### The task
Check every line of the data for the word "苏州新区实验中学地段生会家访么", and copy those that have it.

### Extracted data entries
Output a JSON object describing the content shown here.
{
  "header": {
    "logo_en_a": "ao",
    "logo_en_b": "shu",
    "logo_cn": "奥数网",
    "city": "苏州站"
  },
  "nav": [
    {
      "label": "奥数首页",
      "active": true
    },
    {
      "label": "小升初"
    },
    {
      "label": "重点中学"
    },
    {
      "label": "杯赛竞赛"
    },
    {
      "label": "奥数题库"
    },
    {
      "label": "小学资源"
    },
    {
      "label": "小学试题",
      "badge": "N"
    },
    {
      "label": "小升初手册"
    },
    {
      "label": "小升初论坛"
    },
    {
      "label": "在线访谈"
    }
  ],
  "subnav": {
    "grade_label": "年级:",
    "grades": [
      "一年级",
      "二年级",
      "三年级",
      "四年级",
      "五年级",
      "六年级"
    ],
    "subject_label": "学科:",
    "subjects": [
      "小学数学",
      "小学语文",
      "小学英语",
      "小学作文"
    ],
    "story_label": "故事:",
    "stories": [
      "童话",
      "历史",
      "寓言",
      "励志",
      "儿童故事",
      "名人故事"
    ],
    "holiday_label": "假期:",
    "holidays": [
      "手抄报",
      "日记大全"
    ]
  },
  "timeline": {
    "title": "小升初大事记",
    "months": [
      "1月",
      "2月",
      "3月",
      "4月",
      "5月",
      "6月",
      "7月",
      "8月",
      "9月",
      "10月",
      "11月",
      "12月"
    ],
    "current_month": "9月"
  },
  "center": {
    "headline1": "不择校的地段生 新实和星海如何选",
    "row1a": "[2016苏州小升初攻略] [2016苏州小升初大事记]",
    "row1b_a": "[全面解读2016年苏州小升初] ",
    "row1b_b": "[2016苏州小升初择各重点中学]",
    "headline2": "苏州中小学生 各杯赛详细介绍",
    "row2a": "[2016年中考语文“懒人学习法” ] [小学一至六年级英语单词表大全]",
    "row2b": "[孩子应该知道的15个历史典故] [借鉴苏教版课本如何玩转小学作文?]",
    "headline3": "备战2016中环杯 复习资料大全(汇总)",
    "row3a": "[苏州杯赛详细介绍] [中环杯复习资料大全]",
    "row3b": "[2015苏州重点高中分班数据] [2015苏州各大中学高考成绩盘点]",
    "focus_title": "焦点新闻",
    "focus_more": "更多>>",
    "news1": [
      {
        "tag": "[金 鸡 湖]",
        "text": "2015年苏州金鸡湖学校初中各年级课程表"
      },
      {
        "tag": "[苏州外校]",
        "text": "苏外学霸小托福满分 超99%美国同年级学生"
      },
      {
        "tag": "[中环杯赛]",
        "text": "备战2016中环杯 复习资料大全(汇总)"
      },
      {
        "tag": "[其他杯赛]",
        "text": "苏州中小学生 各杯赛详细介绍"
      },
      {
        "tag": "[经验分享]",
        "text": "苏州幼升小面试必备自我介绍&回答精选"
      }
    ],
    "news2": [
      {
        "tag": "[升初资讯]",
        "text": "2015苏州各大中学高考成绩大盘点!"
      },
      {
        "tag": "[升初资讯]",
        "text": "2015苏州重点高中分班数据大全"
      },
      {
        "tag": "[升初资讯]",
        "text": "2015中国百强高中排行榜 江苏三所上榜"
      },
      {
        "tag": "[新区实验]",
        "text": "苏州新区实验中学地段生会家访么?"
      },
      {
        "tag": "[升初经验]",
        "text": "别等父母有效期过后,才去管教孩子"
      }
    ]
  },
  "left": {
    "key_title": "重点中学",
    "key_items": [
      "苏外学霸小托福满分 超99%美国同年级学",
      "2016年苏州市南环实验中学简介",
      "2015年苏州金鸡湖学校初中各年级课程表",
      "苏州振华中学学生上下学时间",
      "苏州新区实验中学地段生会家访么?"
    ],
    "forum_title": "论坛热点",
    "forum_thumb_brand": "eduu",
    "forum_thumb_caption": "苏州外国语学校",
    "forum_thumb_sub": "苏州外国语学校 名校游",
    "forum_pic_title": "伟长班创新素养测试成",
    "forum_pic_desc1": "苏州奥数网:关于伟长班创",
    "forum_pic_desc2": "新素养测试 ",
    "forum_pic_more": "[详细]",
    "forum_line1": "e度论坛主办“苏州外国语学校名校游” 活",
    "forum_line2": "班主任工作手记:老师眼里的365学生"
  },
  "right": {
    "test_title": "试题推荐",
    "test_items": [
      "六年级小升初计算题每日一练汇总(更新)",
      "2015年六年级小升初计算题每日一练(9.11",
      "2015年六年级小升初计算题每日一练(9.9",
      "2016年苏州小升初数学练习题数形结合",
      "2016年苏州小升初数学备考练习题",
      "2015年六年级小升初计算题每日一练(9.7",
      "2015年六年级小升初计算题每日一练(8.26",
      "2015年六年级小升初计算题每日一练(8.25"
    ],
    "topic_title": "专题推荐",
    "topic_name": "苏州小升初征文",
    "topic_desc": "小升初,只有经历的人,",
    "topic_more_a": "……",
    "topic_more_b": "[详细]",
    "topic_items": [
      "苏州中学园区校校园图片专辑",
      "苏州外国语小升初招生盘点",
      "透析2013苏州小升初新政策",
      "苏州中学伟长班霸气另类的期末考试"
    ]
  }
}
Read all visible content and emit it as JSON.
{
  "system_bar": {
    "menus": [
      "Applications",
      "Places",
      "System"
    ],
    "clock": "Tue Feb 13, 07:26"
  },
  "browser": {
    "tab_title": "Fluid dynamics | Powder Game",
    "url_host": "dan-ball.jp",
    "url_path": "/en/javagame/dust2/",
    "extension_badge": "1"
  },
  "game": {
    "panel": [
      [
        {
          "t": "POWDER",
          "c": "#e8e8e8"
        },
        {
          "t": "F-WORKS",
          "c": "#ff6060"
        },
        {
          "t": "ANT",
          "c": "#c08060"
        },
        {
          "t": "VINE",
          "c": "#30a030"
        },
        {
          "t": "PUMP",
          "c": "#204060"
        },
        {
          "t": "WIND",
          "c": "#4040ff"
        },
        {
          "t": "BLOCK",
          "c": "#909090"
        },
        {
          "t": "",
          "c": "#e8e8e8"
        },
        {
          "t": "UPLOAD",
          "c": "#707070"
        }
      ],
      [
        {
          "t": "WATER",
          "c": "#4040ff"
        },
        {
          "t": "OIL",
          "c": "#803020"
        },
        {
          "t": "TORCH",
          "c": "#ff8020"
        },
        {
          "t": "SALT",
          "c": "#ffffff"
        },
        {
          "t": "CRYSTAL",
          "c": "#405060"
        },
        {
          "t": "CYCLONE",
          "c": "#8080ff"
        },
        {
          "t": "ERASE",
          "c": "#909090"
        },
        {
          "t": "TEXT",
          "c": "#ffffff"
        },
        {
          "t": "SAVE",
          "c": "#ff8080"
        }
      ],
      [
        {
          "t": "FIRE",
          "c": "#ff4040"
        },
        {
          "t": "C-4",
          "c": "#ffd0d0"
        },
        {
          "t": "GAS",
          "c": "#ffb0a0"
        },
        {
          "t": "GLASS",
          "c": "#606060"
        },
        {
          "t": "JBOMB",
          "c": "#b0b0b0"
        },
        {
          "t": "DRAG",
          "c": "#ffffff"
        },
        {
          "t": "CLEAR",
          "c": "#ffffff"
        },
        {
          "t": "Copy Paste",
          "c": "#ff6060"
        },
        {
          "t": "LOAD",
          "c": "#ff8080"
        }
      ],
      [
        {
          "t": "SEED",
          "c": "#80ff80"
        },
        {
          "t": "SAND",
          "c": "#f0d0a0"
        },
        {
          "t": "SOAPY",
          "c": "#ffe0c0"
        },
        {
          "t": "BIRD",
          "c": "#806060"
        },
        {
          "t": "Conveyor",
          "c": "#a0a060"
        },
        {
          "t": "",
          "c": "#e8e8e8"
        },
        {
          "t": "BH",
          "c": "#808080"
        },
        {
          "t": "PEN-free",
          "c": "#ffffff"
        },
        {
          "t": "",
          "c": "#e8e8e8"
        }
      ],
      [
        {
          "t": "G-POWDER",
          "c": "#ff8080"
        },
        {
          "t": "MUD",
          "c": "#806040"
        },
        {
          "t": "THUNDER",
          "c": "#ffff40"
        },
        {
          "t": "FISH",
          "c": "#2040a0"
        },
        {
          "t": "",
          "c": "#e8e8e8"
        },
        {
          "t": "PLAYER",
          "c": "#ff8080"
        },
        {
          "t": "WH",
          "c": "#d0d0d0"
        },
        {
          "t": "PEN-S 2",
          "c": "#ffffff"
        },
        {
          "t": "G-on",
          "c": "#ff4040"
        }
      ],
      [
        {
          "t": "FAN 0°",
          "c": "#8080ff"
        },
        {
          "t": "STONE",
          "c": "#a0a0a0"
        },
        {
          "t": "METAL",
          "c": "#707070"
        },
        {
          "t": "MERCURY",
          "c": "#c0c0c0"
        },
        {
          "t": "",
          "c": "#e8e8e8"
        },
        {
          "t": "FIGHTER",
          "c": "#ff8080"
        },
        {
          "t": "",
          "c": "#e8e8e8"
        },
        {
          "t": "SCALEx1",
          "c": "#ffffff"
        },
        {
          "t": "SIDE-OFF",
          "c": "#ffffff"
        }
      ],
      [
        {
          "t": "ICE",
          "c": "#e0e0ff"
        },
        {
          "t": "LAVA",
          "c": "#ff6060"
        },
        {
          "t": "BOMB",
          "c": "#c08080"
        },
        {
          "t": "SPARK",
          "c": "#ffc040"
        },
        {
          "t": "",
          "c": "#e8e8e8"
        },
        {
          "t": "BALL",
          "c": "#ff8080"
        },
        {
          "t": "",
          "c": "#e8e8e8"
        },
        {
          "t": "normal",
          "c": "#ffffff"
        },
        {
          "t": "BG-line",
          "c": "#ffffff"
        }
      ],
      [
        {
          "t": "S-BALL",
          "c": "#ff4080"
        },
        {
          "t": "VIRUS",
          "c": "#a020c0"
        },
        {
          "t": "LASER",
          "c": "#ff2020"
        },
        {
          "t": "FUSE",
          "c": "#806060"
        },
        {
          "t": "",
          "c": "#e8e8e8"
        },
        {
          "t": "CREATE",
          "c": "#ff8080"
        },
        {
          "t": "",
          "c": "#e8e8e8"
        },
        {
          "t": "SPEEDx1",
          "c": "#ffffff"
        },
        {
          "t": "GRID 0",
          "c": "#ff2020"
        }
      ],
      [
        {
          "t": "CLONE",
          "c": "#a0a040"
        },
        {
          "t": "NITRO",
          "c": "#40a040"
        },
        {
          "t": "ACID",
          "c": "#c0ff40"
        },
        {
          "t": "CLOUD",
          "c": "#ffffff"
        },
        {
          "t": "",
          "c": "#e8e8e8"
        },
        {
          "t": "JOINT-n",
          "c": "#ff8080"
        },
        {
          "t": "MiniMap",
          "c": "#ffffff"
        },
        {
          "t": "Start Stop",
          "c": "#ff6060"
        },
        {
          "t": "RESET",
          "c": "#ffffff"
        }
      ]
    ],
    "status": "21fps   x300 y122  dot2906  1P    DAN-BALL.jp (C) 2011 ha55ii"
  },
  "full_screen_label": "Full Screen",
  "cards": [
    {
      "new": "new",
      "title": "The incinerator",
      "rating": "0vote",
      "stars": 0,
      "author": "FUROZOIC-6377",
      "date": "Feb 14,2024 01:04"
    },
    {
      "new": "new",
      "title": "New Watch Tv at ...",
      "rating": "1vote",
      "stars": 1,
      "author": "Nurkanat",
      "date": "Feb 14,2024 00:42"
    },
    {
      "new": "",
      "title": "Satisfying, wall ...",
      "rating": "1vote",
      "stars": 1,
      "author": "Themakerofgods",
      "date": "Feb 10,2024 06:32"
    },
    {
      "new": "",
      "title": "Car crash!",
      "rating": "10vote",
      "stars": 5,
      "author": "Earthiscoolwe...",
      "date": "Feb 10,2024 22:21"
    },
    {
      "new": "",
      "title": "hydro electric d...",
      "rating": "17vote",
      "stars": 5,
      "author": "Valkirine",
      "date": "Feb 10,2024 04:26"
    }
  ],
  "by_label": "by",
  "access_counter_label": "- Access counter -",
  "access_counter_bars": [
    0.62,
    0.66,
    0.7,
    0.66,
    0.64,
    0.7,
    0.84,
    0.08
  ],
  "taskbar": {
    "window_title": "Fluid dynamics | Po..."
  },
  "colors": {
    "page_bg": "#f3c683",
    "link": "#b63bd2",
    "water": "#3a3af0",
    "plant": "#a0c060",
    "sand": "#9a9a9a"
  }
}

### Solved exercise
        "text": "苏州新区实验中学地段生会家访么?"
      "苏州新区实验中学地段生会家访么?"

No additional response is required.